The Jakarta Post
Vancouver | Fri, January 6, 2017 | 1:47pm
Not all groups are equally vulnerable to human trafficking, says the Slovakian delegate in addressing the Commission on Crime Prevention and Criminal Justice (CCPCJ). Throughout this weekend’s conference, delegates at the CCPCJ are taking into question what role modern information technology plays in guarding against human trafficking.
Citing traveling Roma communities, the delegate raises concern for groups who are largely underrepresented in discussions on human trafficking. Those persons who move around frequently risk not being fully incorporated into a society. This makes them particularly vulnerable to social invisibility – their lack of citizenship leaves them with fewer support systems from a state government. As such, their distress may not be obvious to mainstream society.
The delegate from Slovakia further highlighted that while sex trafficking largely victimizes women and girls, a demand in the hard labor sectors throughout Europe targets Roma boys and men for their physical labor abilities. Her recommendations involve training border police to be able to profile victims of human trafficking, and extracting them once their situation is verified.
By taking advantage of evolving technology, including resource-sharing systems, the Slovakian delegate is calling for support for capacity building, training, and cooperation between member states.

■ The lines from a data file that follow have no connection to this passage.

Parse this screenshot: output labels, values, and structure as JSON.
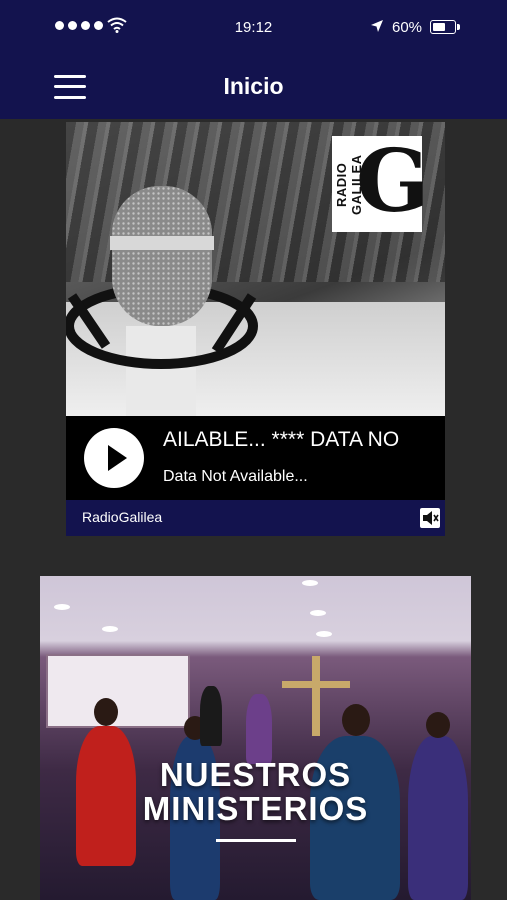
{
  "status_bar": {
    "time": "19:12",
    "battery": "60%",
    "battery_level": 0.6
  },
  "nav": {
    "title": "Inicio"
  },
  "player": {
    "logo_text": "RADIO GALILEA",
    "logo_letter": "G",
    "now_playing": "AILABLE... **** DATA NO",
    "subtitle": "Data Not Available...",
    "station": "RadioGalilea"
  },
  "ministries": {
    "title_line1": "NUESTROS",
    "title_line2": "MINISTERIOS"
  },
  "colors": {
    "header_bg": "#13134e",
    "page_bg": "#2a2a2a"
  }
}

The delegate from Germany is actively promoting a system of taking biometric data, including thumb, iris, and face scans of persons applying for visas and moving from state to state. The primary concern of the delegate is for those persons who are stripped of their documents upon arriving in a new state, usually by employers. Without proof of identity, she says, these individuals feel trapped. Should biometric data exist globally, individuals would be able to prove exactly who they are.
Furthermore, the German delegate advocates that this type of data can now be acquired through an iPhone, making it universally accessible – particularly for states who would not otherwise be able to afford this type of technology. The data could be stored nationally or internationally, depending on the state’s resources, and shared between border control offices as required.
In terms of the current global migration context, the delegate believes migrant registration should be taken at the first point of contact. This, however, proves to be a divisive stance: many countries receiving waves of refugees and migrants are not able or willing to process such a high volume of registrations – particularly not at a level including biometric scanning. However, the lack of a streamlined, universal registration process allows for people to slip through the gaps and cross borders without a confirmed identity. This poses risks both to the security of states, and to the individuals themselves who are left legally anonymous.
The German delegate also recognizes the challenges in acquiring biometric data for those persons smuggled across borders without any sort of paperwork. This, however, will be a challenge for future considerations.